Could a new vaccine help recovering heroin addicts? Scientists at the Walter Reed Army Institute of Research in Maryland have been testing this theory on mice for years. The study is in its preclinical stages now but Upstate Medical University doctors are hoping to test on humans by next year.
“There is a significant group, and we see them in the hospital, that have tried multiple times to get into remission, and it hasn’t worked. And so I think it’s important to try to take as many steps and try to pursue as many avenues as possible to try to come up with tools,” said Dr. Stephen Thomas, Chief of Infectious Diseases Division at SUNY Upstate and Principal Investigator of the study.
Once the mice get the vaccine, they develop an immune response to the drug, which prevents the heroine from entering into the brain. In turn, it stops any side effect of the drug from taking place, such as an overdose.
“It’s a very novel approach to tricking our body into developing, antibodies against a drug basically. So this is a very important, novel concept,” said Dr. Timothy Endy, Chair of Microbiology and Immunology and a researcher in the study.

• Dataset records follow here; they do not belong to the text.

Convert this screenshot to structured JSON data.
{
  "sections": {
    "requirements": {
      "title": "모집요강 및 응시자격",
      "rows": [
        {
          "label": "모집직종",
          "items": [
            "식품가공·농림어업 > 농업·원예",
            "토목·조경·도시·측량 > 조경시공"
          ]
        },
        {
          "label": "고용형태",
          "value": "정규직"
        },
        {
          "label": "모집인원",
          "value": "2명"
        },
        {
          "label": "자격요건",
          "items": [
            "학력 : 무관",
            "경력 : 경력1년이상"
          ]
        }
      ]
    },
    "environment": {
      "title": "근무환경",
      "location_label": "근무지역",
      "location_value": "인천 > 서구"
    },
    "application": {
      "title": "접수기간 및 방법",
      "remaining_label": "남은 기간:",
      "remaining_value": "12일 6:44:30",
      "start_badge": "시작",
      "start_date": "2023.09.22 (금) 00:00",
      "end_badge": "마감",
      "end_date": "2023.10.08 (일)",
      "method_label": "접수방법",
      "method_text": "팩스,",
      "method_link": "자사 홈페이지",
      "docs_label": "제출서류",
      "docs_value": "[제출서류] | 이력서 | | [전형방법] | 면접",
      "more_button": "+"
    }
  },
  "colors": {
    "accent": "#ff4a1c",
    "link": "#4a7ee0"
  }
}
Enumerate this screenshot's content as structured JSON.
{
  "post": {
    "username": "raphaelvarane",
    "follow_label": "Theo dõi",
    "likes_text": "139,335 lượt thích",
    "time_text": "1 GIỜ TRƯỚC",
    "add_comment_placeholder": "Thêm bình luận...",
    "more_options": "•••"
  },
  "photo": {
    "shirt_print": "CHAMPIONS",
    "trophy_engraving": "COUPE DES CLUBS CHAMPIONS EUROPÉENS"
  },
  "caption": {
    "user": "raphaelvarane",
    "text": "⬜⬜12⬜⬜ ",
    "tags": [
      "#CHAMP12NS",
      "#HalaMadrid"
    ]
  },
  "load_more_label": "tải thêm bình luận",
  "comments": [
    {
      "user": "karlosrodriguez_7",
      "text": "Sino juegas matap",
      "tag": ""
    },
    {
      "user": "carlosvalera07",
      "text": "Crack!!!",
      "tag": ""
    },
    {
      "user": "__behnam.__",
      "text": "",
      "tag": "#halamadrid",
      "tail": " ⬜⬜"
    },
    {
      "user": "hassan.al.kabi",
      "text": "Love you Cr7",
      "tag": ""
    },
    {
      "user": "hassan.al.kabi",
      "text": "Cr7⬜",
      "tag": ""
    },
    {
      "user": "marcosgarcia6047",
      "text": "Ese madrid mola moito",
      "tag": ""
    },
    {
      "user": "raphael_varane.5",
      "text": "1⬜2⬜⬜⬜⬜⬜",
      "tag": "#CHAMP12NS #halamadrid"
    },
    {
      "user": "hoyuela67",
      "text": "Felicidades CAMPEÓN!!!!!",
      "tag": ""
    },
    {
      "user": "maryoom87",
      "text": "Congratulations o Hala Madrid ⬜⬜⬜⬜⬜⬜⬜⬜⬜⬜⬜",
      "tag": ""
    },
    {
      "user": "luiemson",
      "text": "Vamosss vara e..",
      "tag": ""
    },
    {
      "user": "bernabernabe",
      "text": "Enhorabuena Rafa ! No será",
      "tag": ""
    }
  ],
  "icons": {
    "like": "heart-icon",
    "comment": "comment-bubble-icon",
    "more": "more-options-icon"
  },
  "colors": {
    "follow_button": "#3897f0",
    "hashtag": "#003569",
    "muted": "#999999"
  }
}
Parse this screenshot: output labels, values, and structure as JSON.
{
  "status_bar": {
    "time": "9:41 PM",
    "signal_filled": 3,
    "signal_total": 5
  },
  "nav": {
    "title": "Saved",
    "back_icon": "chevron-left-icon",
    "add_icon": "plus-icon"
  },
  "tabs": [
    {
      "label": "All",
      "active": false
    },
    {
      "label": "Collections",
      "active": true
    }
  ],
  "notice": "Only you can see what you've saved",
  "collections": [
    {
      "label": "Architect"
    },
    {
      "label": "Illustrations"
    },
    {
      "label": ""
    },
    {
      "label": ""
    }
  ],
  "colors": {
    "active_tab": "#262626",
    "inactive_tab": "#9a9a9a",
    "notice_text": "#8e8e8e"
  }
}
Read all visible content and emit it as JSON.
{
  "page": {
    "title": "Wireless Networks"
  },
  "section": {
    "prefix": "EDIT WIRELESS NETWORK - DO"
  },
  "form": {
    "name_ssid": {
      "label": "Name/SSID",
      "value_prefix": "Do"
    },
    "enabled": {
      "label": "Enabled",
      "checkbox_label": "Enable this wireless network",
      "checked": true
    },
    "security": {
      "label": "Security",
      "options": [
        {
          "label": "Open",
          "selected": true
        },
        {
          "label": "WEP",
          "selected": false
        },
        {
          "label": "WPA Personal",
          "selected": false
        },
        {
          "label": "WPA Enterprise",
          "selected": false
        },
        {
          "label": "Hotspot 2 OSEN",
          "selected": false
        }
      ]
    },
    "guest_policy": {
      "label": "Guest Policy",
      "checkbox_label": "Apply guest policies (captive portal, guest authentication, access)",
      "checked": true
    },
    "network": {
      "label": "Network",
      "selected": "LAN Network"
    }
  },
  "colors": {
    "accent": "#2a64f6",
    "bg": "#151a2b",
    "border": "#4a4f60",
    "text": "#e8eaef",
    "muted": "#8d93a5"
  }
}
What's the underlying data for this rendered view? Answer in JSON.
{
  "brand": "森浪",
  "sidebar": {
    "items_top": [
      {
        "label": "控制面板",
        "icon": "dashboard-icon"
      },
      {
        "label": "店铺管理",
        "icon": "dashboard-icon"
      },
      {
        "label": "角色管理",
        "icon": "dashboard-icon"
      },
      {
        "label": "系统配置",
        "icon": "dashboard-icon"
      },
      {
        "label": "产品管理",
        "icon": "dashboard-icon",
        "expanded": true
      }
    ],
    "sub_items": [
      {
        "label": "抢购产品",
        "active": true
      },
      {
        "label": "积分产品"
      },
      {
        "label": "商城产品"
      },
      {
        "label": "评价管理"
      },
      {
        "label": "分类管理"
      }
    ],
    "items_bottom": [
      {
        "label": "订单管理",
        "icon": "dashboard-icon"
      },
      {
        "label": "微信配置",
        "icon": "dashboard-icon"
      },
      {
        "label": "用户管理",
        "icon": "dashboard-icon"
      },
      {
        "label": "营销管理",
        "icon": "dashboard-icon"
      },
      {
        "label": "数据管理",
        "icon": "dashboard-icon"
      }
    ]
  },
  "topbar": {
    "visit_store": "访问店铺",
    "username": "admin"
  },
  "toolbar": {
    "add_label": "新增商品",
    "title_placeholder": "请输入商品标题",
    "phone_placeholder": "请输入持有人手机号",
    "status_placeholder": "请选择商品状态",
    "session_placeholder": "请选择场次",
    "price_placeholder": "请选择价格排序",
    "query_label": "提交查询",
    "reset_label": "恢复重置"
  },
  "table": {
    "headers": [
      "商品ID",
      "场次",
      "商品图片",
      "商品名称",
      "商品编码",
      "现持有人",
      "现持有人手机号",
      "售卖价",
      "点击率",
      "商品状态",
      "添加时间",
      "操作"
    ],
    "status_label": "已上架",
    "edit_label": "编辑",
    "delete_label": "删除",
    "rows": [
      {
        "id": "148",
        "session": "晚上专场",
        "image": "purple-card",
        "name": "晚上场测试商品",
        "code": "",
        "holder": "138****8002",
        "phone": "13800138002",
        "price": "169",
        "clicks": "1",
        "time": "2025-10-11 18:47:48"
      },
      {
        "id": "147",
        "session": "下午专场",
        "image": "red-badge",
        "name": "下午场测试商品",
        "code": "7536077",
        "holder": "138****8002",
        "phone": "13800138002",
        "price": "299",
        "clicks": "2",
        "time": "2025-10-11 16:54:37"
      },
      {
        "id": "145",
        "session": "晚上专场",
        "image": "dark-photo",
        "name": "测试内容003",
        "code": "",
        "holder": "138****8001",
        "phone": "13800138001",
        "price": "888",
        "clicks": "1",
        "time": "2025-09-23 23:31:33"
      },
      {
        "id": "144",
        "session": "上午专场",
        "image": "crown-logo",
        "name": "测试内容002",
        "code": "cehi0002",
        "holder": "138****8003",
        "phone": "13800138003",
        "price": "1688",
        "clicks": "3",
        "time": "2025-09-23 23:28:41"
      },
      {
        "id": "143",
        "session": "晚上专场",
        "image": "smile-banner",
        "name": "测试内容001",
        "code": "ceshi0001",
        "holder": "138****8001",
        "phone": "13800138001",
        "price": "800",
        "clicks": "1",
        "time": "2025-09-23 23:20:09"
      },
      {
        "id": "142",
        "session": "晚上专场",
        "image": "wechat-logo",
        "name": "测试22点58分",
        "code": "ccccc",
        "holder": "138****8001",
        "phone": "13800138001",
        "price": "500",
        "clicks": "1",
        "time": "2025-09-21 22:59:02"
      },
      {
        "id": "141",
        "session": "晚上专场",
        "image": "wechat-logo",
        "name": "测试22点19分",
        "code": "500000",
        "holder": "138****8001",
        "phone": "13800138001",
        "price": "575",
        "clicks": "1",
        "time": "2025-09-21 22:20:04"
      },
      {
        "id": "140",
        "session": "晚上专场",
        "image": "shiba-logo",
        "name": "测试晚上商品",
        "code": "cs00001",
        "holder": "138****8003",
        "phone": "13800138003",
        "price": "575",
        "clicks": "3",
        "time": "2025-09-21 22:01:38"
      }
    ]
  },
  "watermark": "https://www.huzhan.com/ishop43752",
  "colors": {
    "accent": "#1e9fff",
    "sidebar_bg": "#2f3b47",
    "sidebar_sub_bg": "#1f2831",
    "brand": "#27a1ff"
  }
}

A concept not too far off from the flu vaccine–except, in this case, those targeted are not people trying to recover.
“This would be one tool among many other tools in a comprehensive approach to substance abuse and recovery and addiction,” Dr. Thomas said.
Upstate is hoping to begin human testing by next year. Battling an issue that hits close for all involved.
“For me it’s a very personal issue, seeing my son struggle with heroin and overdosing three times from that,” said Dr. Endy.
Endy and the other researchers hope to stop the problem from getting worse for families in our area.
“When we look at the scope of the problem, if there are 100 people with substance abuse disorders and I can be part of making a tool that can help ten of them, that’s a huge, huge impact,” Dr. Thomas said.
Right now, the testing is still in its pre-clinical phase. Doctors at Upstate hope that will be approved by the FDA so they can start testing on humans for the clinical trials in 2020. The study will be funded by a $3.7 million dollar grant.